         [¶ 5] The State argues the district court erred in ruling the requested warrantless urine test, which the State claims would have been administered without requiring any exposure of the arrestee's genitals, was constitutionally reasonable as a search incident to an arrest for drug-based charges of driving under the influence. The State claims a critical factor for evaluating the reasonableness of a chemical test is the manner of administration and argues warrantless urine tests administered without requiring exposure of the arrestee's genitals are reasonable under the search incident to arrest exception to the warrant requirement. The State argues that not requiring exposure of the arrestee's genitals establishes a categorical rule for allowing a warrantless urine test incident to arrest for a drug-based charge of driving while impaired.

         [¶ 6] The Fourth Amendment prohibits unreasonable searches and seizures, and the administration of urine tests are searches under that provision. Skinner v. Ry. Labor Execs.' Ass'n, 489 U.S. 602, 613-17 (1989); Nat'l Treasury Emps. Union v. Von Raab, 489 U.S. 656, 665 (1989). The touchstone for a search under the Fourth Amendment is reasonableness and typically requires law enforcement to obtain a judicial warrant before conducting a search. Birchfield, 136 S.Ct. at 2173. Searches conducted outside the judicial process without a warrant are per se ...


Buy This Entire Record For $7.95

Download the entire decision to receive the complete text, official citation,
docket number, dissents and concurrences, and footnotes for this case.

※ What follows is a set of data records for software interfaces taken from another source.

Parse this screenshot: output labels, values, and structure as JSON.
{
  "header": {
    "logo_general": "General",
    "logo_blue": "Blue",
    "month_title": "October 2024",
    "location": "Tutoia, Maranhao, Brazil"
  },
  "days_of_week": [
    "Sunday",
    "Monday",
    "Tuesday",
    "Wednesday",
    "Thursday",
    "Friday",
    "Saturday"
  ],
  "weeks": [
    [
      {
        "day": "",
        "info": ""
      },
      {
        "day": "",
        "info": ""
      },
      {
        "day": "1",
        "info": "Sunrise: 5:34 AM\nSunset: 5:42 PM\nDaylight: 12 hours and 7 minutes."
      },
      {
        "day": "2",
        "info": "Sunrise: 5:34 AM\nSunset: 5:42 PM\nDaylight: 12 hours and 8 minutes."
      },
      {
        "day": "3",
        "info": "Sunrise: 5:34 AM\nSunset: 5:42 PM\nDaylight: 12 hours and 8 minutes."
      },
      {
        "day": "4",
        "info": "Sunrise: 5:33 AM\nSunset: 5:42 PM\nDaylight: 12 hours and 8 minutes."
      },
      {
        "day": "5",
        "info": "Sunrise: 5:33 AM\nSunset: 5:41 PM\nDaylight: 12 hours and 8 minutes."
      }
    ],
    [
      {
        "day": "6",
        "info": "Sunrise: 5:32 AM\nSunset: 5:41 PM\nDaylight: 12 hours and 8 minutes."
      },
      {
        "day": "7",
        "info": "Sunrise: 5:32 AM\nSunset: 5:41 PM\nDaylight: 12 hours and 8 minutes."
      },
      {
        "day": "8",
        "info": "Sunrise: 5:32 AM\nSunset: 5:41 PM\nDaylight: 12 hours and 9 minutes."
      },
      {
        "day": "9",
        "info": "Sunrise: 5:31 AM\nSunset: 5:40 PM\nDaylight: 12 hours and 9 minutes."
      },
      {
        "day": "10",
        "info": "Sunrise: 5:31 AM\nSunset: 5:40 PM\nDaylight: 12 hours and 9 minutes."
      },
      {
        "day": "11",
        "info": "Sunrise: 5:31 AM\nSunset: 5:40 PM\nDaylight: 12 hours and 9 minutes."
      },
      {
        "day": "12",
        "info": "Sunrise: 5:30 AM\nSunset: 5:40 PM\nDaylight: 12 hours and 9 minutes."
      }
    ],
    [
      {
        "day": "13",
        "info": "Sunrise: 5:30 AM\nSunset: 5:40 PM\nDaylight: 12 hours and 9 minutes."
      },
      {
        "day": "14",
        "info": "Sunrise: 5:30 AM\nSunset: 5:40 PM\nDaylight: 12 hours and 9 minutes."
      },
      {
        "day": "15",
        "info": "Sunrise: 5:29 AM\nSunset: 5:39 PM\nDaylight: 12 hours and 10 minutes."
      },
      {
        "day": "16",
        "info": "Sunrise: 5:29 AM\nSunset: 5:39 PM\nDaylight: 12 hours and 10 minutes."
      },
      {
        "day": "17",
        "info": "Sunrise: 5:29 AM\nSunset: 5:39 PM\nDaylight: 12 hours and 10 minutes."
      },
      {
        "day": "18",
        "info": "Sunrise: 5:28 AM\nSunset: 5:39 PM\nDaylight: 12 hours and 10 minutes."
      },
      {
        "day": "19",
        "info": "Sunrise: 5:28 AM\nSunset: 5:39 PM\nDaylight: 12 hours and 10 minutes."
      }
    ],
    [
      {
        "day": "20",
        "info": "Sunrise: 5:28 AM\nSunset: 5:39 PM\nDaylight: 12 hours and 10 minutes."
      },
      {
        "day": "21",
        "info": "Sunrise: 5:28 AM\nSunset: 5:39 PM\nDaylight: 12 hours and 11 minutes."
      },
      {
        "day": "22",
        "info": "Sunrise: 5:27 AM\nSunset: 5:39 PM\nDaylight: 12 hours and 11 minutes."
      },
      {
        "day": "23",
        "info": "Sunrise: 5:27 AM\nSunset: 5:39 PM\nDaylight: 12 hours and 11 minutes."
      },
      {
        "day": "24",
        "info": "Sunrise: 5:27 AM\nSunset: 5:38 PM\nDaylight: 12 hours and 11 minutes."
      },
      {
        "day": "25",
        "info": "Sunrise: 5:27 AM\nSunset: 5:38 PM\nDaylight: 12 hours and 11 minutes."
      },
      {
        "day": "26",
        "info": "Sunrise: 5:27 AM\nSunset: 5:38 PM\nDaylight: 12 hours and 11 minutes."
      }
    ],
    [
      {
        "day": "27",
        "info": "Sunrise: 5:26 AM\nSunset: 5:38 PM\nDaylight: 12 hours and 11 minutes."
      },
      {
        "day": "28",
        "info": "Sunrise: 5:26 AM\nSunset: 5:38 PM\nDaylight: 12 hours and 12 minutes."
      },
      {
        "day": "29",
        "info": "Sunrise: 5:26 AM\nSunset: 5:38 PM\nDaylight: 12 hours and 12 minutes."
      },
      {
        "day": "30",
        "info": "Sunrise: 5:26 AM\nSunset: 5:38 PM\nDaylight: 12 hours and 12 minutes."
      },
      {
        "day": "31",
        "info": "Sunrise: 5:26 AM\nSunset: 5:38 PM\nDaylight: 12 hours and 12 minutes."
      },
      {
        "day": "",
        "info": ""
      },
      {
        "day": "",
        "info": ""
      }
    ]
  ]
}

Learn more about what you receive with purchase of this case.